But as McCain tries to balance the tattered libertarianism of Reaganomics with the financial exigencies of the moment, he and his campaign have moved beyond inconsistency into utter incoherence. He vows to balance the budget while also cutting corporate taxes and making permanent the Bush tax cuts for the rich -- even though the rich and corporations made out like bandits during the Bush "prosperity," while everyone else's incomes stagnated. McCain squares this circle by vowing to cut entitlements, a move that would reduce, rather than enhance, consumer purchasing power at a time of economic downturn (or any other time, for that matter).
Dave Johnson, in his last post about Atria, asked why we allow this system:
In Europe and much of the rest of the world people get five weeks vacation, health care, child care, and rights. That is because the people there understand that they are in an ongoing fight between the people and the powerful, and they still have strong unions. In America a very few get fabulously wealthy, supported by the work the rest of us -- here and in the outsourcing countries -- do.
I think the economic collapse we're seeing now has stirred something in the somnolent American consciousness. A realization that for true capitalism to work, there has to be a balance of free enterprise and accountable oversight. Everyone should be able to start at the same line and run the race according to their own skill and strength. You can't win the sprint if one guy has a starting position a hundred yards ahead of all the rest.
You can see it in the incredible resentment and anger directed at the multiple bailouts of foundering financial institutions using taxpayer money. You can hear it in the increasingly pointed criticisms of the deregulatory approach, which have resulted in calls for greater protection of everything from our pets' food to childrens' toys. You can read in the disgust and disbelief people express over Wall Street's seemingly endless trend of rewarding performance failures with exorbitant bonuses and perks (as in the case of Bruce Wasserstein).
If there's any lesson I want you to learn from the Atria/Lazard story, it is this: America is not supposed to be about stealing from the poor to give to the rich.
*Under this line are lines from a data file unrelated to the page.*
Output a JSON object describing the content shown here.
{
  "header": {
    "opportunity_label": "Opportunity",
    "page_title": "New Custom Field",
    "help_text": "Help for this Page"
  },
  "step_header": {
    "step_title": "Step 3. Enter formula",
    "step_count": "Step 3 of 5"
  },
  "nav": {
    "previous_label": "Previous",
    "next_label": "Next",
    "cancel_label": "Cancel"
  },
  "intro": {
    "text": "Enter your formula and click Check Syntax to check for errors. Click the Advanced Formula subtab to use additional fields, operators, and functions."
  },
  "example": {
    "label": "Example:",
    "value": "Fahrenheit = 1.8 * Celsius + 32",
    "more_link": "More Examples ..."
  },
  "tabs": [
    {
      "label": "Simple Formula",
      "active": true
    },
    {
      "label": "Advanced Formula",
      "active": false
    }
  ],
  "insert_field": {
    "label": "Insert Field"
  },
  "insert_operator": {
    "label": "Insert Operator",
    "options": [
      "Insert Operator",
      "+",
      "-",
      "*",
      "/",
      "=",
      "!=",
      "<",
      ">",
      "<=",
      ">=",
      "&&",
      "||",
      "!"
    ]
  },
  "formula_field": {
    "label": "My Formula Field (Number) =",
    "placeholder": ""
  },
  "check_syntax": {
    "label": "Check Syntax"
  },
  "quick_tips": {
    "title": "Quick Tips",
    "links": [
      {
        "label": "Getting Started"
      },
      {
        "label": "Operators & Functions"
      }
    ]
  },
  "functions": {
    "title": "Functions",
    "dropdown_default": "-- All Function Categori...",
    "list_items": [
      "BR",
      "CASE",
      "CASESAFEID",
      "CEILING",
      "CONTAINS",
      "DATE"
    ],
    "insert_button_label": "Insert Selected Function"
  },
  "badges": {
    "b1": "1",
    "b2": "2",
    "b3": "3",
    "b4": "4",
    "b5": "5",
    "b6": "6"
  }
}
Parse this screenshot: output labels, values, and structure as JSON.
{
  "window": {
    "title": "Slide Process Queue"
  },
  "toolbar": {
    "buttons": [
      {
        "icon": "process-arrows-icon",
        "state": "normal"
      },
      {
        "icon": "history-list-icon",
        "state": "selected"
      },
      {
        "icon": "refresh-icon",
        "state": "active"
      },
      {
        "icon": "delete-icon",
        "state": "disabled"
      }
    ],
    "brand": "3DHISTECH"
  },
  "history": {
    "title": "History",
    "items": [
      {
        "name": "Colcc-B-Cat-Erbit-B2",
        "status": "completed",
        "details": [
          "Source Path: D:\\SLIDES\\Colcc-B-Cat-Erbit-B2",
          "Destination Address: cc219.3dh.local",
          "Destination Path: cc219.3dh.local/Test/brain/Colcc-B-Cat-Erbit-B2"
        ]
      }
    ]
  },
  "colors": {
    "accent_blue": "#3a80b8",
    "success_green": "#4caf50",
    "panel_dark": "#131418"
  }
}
We're not about abusing our elderly, our poor, our overworked, our underpaid, and stealing from them at every available turn. We should always reward hard work, innovation, investment, and the willingess to take risks--but not at the expense of protecting those who need it most. We're supposed to be better than that.
And I think, if the outcry against everything from the abuses at Atria to the disgust over the Bush economy is any indication, that we will be.